Data for the task:
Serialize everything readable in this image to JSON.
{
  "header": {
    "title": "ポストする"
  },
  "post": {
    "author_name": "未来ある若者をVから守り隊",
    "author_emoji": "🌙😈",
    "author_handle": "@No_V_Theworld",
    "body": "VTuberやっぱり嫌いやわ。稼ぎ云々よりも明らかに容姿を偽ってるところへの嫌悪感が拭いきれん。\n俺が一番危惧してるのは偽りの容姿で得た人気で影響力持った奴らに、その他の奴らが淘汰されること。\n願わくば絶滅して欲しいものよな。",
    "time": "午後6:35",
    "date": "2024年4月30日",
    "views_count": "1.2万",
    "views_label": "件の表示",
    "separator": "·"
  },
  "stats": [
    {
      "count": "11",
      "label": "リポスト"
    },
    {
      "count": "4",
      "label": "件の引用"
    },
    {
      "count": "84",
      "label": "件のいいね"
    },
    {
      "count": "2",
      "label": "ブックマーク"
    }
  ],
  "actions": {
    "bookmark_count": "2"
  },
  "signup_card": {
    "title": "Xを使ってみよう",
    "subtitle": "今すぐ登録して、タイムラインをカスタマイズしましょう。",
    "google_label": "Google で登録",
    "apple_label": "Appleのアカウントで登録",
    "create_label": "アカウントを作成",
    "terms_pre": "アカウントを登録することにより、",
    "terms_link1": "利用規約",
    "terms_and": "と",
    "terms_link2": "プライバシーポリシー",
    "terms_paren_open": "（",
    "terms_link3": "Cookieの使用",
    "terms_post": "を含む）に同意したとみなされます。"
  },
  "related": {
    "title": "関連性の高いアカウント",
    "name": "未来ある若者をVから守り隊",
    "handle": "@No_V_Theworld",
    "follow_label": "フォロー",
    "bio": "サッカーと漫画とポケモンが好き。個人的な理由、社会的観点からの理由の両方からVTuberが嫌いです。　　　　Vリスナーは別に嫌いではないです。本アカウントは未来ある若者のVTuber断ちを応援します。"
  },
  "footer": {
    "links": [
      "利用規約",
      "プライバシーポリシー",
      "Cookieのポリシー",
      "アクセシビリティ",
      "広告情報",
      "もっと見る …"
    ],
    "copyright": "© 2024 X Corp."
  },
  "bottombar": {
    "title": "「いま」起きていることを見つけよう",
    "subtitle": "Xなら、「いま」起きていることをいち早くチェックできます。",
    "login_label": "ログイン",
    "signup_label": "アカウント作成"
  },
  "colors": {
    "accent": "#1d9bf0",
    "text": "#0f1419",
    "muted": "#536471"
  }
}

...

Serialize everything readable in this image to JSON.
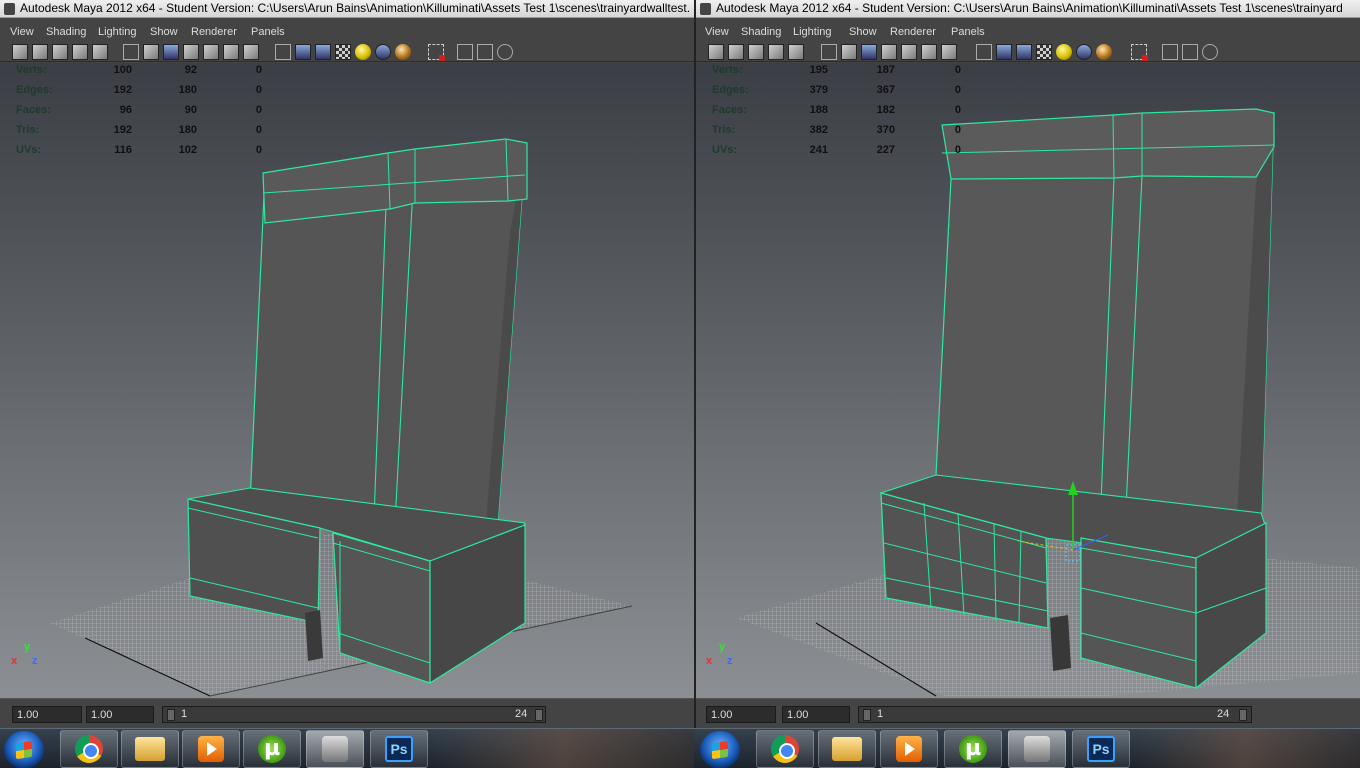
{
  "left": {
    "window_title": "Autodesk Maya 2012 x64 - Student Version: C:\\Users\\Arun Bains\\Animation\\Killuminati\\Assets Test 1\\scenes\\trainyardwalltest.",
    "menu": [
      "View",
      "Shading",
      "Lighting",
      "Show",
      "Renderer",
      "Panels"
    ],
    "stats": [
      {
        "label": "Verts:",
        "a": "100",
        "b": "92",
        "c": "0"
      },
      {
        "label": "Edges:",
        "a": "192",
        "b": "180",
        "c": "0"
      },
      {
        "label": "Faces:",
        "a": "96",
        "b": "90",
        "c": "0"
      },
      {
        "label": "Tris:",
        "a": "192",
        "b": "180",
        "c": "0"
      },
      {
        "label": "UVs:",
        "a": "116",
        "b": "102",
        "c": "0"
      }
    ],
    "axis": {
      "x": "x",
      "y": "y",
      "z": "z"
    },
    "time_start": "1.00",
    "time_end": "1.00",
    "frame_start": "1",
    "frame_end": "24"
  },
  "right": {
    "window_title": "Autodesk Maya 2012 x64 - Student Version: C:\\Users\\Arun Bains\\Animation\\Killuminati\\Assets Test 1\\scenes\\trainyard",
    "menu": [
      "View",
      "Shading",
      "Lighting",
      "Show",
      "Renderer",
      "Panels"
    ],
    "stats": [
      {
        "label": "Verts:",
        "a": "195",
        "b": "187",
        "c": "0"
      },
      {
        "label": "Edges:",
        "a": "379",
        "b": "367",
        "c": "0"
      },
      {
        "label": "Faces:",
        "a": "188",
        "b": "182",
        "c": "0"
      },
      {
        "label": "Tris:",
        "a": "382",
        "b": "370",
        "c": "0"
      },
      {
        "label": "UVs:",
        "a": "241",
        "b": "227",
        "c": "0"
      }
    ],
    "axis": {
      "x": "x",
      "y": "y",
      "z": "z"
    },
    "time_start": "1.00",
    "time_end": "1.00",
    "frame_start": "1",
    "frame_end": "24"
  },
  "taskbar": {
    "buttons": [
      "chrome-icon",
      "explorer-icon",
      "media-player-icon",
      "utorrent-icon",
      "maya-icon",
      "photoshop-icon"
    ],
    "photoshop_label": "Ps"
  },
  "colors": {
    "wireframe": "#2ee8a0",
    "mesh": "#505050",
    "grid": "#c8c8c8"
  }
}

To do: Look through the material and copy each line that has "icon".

Task result:
      "chrome-icon",
      "explorer-icon",
      "media-player-icon",
      "utorrent-icon",
      "maya-icon",
      "photoshop-icon"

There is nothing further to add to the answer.